One of the great advantages of this technology is its ability to provide the quantative data that is currently gathered by museum guides. Check out an illuminating article on the evaluation process in the Wall Street Journal "The Museum is watching you". It details how evaluation staff spend their time watching how visitors interact with exhibits, driven by museums wanting to know that their investment in exhibitions has been well spent both through engagement and increase in traffic. But gosh it is inefficient, the article citing one observer at the Detroit Institute of Arts spending 2 hours recording a mere 14 observations on his computer of which he discarded 8 because the visitors stayed in the gallery for less than one minute. The critical issue here is a) the amount of staff time being spent inefficiently, and b) the fact that critical information is being discarded, i.e. keep the data about the 8 visitors that only stayed for less than a minute as that provides vital information on over half the visitors that entered the gallery in that time - why did they move on so fast?
What mobile phone tracking can achieve is not only the information that the DIA observer recovered but much more of it. Indeed data can be captured for every minute the museum is open. It also provides a much more complete picture such as the ability to understand where the 8 that moved on went to so their movements can also be understood.
More broadly the use of mobile phones for visitor tracking in museums and galleries can:
- Ascertain the sequence of routes followed, and the percentage of the most popular
- Work out the most common routes followed
- Identify the total time spent in the museum or gallery
- Identify the time spent at each stop along the way (i.e. dwell time)
- Identify whether the mobile phone owner has visited before, and if so, how many times and the average gap between visits

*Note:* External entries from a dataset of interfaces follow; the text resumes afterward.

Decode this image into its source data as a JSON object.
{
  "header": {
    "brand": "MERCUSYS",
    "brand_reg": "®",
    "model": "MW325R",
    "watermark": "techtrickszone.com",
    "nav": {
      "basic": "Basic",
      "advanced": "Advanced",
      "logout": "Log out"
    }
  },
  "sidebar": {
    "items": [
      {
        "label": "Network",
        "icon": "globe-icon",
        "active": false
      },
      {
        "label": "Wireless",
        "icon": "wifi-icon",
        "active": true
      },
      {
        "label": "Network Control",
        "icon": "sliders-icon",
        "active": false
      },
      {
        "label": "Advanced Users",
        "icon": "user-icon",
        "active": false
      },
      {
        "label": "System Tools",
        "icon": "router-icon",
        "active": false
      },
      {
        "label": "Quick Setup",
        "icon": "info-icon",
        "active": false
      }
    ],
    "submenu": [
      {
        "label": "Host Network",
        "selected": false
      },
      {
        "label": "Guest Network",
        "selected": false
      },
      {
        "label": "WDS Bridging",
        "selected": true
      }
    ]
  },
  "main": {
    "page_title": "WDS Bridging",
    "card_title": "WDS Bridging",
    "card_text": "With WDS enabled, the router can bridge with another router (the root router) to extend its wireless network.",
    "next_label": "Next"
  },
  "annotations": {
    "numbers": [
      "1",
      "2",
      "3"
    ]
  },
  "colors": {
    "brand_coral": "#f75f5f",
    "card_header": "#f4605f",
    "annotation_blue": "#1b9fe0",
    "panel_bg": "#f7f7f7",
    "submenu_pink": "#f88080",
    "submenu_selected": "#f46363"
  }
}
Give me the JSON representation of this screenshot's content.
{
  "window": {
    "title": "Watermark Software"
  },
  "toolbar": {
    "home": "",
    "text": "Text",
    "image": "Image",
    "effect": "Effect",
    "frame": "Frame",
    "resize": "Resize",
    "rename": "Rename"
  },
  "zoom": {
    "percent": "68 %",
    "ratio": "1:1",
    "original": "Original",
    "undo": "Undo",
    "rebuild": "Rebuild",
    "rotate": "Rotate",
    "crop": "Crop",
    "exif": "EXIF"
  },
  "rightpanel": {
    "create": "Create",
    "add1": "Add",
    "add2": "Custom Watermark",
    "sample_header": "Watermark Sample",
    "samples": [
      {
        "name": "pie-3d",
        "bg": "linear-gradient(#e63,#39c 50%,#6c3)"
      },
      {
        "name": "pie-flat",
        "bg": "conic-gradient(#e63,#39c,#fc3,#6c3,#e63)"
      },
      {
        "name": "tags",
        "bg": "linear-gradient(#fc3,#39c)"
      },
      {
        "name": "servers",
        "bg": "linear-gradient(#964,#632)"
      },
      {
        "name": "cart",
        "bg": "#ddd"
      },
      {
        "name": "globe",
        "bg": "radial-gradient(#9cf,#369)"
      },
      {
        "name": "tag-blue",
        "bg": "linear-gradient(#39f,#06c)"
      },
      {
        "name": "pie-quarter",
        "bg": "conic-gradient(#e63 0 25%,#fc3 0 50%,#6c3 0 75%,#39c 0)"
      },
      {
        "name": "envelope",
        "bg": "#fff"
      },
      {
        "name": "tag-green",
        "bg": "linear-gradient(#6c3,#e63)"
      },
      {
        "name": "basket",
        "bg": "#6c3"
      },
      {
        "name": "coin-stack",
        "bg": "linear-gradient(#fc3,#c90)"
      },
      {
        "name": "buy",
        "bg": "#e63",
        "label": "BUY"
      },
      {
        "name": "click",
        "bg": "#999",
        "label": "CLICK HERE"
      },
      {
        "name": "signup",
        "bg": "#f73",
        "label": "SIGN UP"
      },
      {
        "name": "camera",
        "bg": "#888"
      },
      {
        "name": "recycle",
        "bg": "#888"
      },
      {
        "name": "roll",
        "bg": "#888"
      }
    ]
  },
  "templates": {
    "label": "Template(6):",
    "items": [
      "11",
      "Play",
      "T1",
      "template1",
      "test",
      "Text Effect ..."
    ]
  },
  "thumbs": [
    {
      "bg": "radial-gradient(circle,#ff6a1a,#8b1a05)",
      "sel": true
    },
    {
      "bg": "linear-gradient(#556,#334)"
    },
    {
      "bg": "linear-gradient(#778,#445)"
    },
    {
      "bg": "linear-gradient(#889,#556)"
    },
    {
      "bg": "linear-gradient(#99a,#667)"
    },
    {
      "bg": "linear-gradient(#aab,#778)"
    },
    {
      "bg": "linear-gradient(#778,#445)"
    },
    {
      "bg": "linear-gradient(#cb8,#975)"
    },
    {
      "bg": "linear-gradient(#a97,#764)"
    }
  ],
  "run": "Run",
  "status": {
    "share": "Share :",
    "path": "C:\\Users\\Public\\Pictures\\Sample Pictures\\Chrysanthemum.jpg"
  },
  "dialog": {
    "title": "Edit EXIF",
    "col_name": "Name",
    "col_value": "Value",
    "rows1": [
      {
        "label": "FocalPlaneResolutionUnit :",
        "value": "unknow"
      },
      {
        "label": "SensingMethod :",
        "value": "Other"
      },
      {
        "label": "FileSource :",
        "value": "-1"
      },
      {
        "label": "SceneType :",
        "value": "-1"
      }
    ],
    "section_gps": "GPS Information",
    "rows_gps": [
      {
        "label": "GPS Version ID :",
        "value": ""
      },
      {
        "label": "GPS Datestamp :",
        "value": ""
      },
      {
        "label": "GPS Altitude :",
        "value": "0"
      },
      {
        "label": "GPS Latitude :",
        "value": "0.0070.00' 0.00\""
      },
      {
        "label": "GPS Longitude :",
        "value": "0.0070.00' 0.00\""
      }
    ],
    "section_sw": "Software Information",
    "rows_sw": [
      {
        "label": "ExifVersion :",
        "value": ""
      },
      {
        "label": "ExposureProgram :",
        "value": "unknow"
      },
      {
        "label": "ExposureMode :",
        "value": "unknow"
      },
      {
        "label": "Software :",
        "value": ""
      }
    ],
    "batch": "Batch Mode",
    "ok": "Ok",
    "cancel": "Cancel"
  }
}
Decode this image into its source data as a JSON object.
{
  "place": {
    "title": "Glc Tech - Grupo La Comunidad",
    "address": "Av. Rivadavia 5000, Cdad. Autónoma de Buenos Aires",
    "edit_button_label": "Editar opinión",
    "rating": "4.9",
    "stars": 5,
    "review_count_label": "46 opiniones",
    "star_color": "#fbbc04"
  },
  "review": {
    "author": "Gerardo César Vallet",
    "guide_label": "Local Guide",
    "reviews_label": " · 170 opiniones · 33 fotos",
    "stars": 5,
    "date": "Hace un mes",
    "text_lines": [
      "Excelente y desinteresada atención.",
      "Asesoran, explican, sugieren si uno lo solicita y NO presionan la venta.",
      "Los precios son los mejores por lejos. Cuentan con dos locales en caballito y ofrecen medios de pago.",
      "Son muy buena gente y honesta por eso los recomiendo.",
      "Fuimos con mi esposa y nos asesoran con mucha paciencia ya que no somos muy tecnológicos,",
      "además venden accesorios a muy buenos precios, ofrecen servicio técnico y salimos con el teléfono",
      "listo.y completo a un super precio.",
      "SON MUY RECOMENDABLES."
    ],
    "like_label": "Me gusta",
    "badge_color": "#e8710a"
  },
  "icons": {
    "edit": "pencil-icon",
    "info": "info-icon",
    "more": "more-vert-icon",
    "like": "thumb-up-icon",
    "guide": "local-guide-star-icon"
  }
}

- Identify where the phone is registered thus providing an international visitor profile
- Show the impact of promotional events/special exhibitions on traffic movements